“Some people forget that when you use SiC, you unlock higher speeds for your motor. And if you have a faster motor, you can make it smaller for the same amount of power. Also, if you want to produce higher volumes of vehicles, taking out motor mass could be a lifesaver because of the raw materials costs you’re saving, on top of the weight you’re taking out.”
Beyond that, the controllability necessary for using SiC can as mentioned offer new software-defined capabilities, be it for greater efficiency, driveability and so on.
“Matlab Simulink’s auto code generation has been key to the success of McLaren Applied’s systems in Formula One for years now,” Lambert says. “In many ways it’s our bread and butter, and we’ve now taken it into automotive with some control products that could be directly embedded with code from Simulink before production.
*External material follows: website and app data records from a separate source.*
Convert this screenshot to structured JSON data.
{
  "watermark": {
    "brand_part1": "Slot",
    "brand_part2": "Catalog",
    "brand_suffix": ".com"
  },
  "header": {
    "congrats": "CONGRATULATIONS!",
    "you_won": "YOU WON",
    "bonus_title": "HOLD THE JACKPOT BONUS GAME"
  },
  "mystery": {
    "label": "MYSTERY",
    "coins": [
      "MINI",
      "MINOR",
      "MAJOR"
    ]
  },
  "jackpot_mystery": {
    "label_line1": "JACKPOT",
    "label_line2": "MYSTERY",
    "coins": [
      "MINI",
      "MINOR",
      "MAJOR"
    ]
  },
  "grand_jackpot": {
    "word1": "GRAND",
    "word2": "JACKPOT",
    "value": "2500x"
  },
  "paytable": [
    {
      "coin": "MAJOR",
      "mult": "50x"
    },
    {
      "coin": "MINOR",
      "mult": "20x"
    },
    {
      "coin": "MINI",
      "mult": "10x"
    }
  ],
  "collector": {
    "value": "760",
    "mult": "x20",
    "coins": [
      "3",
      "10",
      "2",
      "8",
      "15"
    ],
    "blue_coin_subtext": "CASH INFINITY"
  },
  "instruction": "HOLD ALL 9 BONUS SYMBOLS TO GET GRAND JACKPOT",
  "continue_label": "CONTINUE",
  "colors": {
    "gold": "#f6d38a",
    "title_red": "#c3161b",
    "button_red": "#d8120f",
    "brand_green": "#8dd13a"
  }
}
“At the time, nobody else was doing that, and that capability is closely linked to our simulation work. If you can simulate something and then copy & paste the Simulink model into your code, it massively reduces your development time.”
Lambert and his colleagues view EVs as one part of a burgeoning low-carbon world. It will be filled with consumers actively interested in their own energy usage, and who expect greater connectivity with and access to data between their vehicles and their homes through software-defined portals.
“As powertrains become more efficient, EVs will start to be seen as these big energy stores sitting next to houses,” he says. “And as well as that opening up V2X opportunities, everything – the EV, the chargers in your house, your heat pump and local renewable energy turbines – will need power electronics.”
He comments that GaN will be useful for LV automotive applications such as DC-DC converters and OBCs, noting that GaN laptop chargers are finding commercial success given their small size and minimal cooling needs. That will push GaN towards widespread use in the low-carbon world, he says, although he anticipates SiC continuing to dominate higher-current systems working above the 650 V limit that GaN tends to be capped to.
“EV powertrains won’t sit still either. Even as they become more software-defined, there will definitely be a big shift towards fully integrated drive units, with motors, inverters and transmissions all consolidated together,” he says.
“High-performance EVs in particular will push the development of more torque-vectoring EDUs, with control of individual motors to individual wheels. That’ll be something especially exciting to look out for.”
Stephen Lambert was born in Abergavenny, in South Wales, UK, and completed his secondary education at Hereford Cathedral School.
He went on to study at the University of Warwick from 2002 to 2006 for his MEng degree in Computer Systems Engineering, where he took part in Formula Student and became the electrical and electronics team leader for his racing group. While there, he designed an electronic clutchless gear-change control system, which won an award for innovative use of electronics in a Formula Student racecar.
From 2006 he worked as a research engineer for his engineering doctorate (also at Warwick) while working as a project engineer at Potenza Technology, before going on to work at Lotus as principal engineer for hybrid and EV integration. He left Lotus in 2012 to work as engineering manager at battery company Goodwolfe Energy, and then in 2013 became the battery systems engineer for McLaren Racing’s Formula One team.
Working as the managing director of battery maker Vayon Energy Storage from late 2015 to late 2016, he moved to McLaren Applied in November 2016 to become head of electrification, a position he still holds.
Since 2019 he has also served as chairman of the Automotive Electronics Systems Innovation Network, a not-for-profit aimed at facilitating networking and collaboration to take on challenges facing the automotive electronics industry, such as identifying sectors where higher levels of funding or skilled graduates are needed for companies to thrive.